+++ Dataset extract +++

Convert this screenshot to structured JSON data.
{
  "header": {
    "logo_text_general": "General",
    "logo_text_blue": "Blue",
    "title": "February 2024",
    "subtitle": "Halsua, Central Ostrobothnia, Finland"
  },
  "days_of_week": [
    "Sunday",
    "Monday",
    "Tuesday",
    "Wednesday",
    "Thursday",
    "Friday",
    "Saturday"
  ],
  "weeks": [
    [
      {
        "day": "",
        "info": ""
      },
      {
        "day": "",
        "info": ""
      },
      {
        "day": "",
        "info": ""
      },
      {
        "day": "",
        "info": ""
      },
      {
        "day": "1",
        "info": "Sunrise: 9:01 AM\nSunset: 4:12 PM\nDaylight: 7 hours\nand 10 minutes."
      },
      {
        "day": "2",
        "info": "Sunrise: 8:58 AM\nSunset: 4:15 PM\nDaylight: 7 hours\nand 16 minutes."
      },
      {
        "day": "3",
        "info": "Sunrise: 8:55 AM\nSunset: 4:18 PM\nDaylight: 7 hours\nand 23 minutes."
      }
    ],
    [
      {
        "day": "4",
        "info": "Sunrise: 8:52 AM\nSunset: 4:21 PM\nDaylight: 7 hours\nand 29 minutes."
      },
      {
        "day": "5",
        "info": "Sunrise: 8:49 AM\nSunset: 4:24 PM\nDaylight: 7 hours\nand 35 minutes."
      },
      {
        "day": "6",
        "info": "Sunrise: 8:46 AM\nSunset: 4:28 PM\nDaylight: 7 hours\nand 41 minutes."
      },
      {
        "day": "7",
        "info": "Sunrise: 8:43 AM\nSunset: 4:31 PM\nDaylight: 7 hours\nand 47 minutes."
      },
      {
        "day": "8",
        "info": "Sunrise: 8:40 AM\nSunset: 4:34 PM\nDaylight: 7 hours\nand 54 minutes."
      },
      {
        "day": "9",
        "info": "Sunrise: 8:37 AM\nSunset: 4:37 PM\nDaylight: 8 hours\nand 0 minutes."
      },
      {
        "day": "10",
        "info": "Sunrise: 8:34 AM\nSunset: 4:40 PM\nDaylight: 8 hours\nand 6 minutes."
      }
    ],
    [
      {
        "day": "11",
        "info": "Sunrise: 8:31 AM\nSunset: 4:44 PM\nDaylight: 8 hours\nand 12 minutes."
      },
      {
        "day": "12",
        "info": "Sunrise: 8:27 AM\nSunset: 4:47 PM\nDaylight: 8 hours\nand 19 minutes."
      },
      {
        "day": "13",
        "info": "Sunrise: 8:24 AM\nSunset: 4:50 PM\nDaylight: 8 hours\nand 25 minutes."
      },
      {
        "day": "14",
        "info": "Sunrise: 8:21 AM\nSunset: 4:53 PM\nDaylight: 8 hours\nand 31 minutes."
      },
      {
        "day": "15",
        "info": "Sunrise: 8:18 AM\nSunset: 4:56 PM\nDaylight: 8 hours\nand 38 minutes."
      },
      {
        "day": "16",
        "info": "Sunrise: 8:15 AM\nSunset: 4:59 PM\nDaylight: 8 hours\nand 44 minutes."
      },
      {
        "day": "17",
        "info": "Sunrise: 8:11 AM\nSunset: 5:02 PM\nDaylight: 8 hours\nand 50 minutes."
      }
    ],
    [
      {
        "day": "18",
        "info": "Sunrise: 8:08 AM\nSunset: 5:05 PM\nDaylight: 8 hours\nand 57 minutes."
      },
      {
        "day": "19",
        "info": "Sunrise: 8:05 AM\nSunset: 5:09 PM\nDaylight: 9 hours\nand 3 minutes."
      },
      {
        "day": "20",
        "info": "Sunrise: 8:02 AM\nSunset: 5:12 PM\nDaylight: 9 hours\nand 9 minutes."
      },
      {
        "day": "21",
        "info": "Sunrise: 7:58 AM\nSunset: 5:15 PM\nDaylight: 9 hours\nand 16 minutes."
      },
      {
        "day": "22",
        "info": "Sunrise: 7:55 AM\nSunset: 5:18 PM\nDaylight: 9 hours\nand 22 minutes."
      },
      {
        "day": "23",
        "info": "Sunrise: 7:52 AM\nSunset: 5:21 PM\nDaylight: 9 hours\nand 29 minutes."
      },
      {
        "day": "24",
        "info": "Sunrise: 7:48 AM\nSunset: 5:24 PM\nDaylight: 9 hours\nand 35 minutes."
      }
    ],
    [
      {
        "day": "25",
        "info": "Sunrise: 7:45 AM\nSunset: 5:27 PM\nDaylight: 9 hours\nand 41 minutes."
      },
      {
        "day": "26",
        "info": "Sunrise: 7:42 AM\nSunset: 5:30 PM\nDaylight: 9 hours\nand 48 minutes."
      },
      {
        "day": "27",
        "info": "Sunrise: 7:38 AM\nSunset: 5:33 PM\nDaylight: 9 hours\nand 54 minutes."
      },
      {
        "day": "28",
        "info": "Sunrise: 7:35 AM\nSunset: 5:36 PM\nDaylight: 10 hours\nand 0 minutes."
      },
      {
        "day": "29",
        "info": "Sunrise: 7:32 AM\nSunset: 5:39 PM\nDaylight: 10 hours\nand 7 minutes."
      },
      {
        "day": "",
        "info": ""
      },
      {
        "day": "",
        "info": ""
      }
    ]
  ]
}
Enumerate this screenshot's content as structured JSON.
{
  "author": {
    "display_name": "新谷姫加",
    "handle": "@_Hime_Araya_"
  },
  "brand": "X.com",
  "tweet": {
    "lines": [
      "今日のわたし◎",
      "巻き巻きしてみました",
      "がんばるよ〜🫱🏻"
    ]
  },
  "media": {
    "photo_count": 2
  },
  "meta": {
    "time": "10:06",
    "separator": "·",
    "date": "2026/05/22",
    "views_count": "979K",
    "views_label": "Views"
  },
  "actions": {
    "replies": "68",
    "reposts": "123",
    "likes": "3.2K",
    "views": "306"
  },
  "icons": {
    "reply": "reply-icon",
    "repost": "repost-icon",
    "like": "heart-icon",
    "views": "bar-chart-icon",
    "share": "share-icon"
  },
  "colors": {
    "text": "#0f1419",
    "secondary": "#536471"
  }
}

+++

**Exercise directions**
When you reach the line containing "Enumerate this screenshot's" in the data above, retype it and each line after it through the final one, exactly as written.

**Output for this task**
Enumerate this screenshot's content as structured JSON.
{
  "author": {
    "display_name": "新谷姫加",
    "handle": "@_Hime_Araya_"
  },
  "brand": "X.com",
  "tweet": {
    "lines": [
      "今日のわたし◎",
      "巻き巻きしてみました",
      "がんばるよ〜🫱🏻"
    ]
  },
  "media": {
    "photo_count": 2
  },
  "meta": {
    "time": "10:06",
    "separator": "·",
    "date": "2026/05/22",
    "views_count": "979K",
    "views_label": "Views"
  },
  "actions": {
    "replies": "68",
    "reposts": "123",
    "likes": "3.2K",
    "views": "306"
  },
  "icons": {
    "reply": "reply-icon",
    "repost": "repost-icon",
    "like": "heart-icon",
    "views": "bar-chart-icon",
    "share": "share-icon"
  },
  "colors": {
    "text": "#0f1419",
    "secondary": "#536471"
  }
}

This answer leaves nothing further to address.